Exercise brief.
Bring together copies of the lines in the data below that contain the word "your".

(Extracted records)
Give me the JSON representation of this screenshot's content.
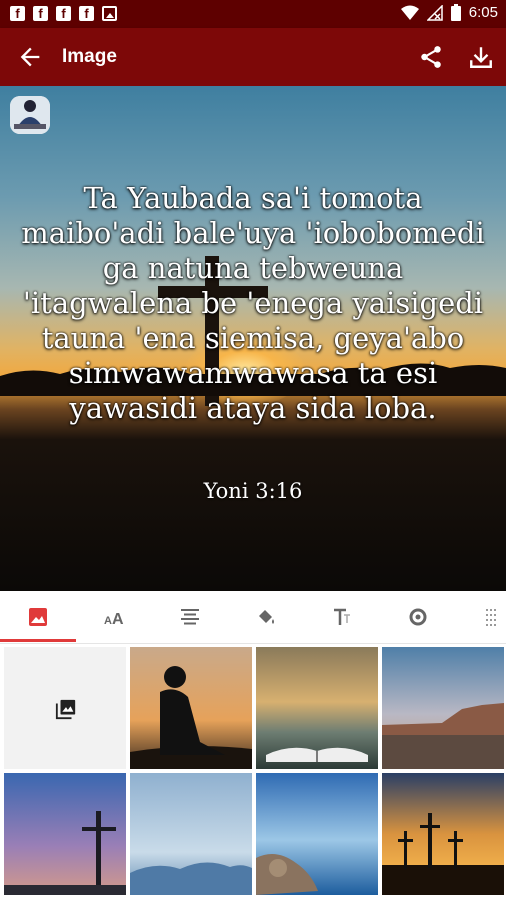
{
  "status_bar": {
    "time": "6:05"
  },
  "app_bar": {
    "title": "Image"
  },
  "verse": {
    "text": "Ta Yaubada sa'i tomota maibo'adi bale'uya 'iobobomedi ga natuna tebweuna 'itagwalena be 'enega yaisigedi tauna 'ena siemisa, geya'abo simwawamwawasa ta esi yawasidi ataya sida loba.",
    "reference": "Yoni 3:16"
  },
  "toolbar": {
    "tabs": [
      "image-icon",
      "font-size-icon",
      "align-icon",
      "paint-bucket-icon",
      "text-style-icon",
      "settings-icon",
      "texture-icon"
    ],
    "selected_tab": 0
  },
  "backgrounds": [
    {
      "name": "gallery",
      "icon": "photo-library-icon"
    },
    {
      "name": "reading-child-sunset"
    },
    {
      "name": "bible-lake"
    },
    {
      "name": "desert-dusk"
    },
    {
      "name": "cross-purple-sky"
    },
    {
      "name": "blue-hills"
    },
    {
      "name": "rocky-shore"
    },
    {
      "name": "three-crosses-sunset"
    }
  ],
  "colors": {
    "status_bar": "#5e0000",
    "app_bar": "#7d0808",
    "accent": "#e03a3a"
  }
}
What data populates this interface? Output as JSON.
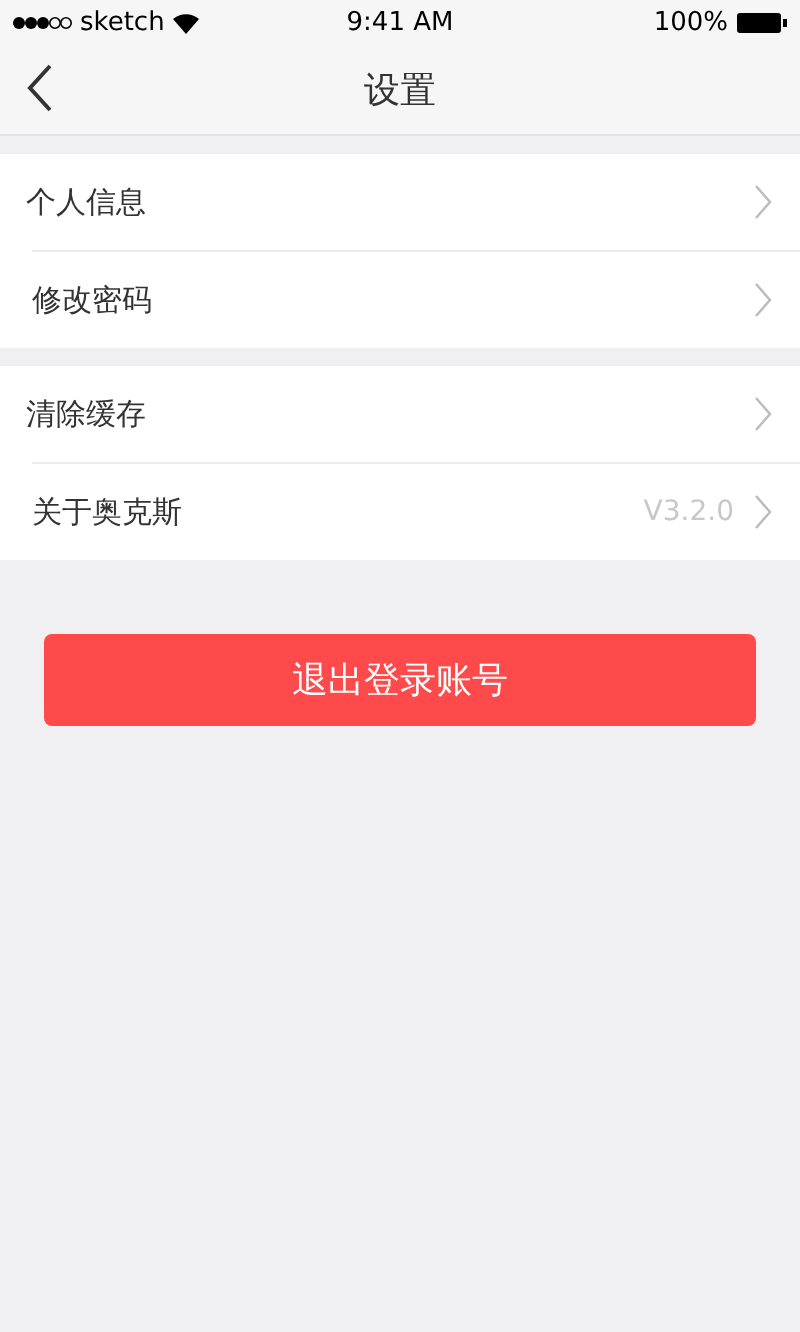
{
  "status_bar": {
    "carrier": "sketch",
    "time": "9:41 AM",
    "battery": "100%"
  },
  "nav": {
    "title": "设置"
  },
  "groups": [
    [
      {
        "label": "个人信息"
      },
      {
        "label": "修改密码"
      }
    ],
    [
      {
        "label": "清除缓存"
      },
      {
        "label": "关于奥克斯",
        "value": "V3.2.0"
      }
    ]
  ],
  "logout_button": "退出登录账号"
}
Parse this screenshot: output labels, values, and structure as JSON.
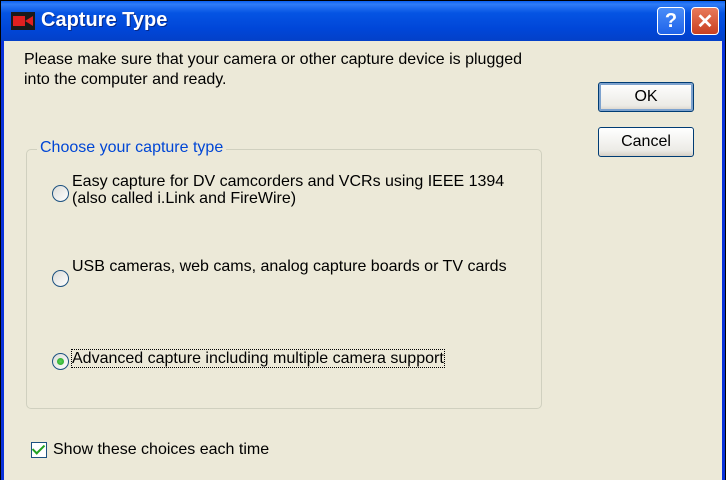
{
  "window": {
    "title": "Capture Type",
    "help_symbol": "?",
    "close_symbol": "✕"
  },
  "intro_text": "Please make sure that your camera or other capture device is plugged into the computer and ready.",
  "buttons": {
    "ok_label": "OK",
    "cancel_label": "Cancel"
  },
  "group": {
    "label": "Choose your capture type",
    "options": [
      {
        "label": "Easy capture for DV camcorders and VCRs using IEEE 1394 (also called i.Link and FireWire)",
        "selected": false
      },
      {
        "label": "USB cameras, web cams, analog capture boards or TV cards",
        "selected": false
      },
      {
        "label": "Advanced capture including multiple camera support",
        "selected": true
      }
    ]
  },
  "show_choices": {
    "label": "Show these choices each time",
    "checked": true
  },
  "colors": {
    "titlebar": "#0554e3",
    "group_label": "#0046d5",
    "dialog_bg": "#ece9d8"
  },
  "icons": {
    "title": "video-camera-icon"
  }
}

Result for this task.
  "intro_text": "Please make sure that your camera or other capture device is plugged into the computer and ready.",
    "label": "Choose your capture type",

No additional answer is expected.